Try it>
Gather every line from the entries below that includes "this".

(Data about app and page elements)

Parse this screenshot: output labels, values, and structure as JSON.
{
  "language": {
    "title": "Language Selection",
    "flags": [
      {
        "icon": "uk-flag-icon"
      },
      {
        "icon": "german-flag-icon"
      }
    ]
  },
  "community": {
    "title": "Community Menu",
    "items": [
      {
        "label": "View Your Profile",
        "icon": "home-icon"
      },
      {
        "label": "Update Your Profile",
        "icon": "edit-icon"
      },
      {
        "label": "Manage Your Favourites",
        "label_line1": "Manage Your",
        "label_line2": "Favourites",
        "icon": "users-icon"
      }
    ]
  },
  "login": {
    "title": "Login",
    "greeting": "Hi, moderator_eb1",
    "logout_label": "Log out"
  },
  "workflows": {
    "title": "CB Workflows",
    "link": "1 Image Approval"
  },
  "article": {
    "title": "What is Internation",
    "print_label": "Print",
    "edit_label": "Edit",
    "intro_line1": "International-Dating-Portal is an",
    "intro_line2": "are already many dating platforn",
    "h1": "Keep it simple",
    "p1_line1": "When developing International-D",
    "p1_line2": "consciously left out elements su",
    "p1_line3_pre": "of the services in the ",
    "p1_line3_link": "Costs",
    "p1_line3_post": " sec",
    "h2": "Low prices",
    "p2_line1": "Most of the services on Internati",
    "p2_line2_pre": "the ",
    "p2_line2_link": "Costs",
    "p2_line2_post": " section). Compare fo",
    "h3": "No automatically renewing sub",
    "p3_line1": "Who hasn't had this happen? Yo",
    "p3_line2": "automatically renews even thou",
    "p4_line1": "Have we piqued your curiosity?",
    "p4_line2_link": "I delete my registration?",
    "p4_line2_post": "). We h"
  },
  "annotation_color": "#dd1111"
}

Task answer>
Parse this screenshot: output labels, values, and structure as JSON.
    "p3_line1": "Who hasn't had this happen? Yo",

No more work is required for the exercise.